Since Florida often experiences a greater number of hurricanes than other states, the hurricane deductible on Florida homeowner’s insurance policies differs from most other states. On a Florida homeowner’s insurance policy there are two separate types of deductibles: one for hurricane damage and one for all other perils, which may include but is not limited to fire, theft, vandalism, etc.
A deductible is defined as the amount of money a policy holder pays before their insurance begins to pay out. Hurricane deductibles apply when a named hurricane causes wind damage to your dwelling.
Hurricane deductibles are determined based on the total insured amount of your dwelling, and are generally 2% of the dwelling coverage amount. Homeowners can elect to increase deductibles to 5 or 10 percent of the dwelling coverage, which will lower the annual premium. A common misconception among many homeowners, is that the 2% deductible is based on the cost of the damage; however keep in mind that the percentage applies to the total dwelling amount.
Florida homeowners insurance is unique in how the hurricane deductible applies. For example, if you experience more than one hurricane loss within the same calendar year, the first claim would have the percentage hurricane deductible applied. For any subsequent hurricane loss(es) within that same calendar year, the lower deductible would apply.

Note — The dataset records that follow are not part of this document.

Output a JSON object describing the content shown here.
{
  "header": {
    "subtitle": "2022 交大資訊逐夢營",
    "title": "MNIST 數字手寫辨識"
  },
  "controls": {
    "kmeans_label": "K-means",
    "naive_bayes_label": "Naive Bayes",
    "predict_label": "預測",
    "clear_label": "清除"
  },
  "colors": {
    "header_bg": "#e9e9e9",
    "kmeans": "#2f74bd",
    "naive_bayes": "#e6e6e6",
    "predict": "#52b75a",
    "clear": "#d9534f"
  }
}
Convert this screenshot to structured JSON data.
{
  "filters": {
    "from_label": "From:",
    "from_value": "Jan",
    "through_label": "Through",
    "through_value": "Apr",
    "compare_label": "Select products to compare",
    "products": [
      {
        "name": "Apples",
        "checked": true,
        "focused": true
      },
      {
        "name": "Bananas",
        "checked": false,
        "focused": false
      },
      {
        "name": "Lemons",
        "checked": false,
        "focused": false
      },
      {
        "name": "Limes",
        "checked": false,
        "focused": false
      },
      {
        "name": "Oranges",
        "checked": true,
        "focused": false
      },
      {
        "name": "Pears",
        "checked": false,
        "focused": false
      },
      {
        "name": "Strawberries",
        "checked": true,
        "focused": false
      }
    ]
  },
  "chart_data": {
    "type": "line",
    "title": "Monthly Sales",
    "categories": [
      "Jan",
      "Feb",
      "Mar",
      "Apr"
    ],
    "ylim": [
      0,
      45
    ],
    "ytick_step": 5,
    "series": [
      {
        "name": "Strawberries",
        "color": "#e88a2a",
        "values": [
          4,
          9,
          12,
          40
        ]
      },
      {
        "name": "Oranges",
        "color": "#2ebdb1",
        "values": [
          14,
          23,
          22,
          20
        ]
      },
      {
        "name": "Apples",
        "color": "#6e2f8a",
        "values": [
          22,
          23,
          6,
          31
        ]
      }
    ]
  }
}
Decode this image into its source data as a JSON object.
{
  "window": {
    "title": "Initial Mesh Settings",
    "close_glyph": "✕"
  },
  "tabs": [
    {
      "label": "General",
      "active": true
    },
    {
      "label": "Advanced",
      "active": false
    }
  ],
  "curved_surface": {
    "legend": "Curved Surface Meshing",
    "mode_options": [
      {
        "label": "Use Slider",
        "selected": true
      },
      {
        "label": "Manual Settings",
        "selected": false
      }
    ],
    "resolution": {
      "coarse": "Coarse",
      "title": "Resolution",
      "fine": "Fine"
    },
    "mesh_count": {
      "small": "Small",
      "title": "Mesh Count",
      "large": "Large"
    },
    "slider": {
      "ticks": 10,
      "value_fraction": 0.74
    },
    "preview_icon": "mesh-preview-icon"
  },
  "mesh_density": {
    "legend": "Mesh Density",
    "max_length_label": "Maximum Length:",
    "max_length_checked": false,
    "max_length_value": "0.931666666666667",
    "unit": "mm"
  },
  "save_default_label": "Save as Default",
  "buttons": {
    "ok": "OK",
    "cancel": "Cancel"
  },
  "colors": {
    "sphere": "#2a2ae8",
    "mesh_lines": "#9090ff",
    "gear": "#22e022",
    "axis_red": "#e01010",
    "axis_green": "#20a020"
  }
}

For this reason, you are encouraged to report all windstorm related damage as it occurs.
To confirm the amount of your deductible please review the declaration page of your insurance policy or contact your insurance agent.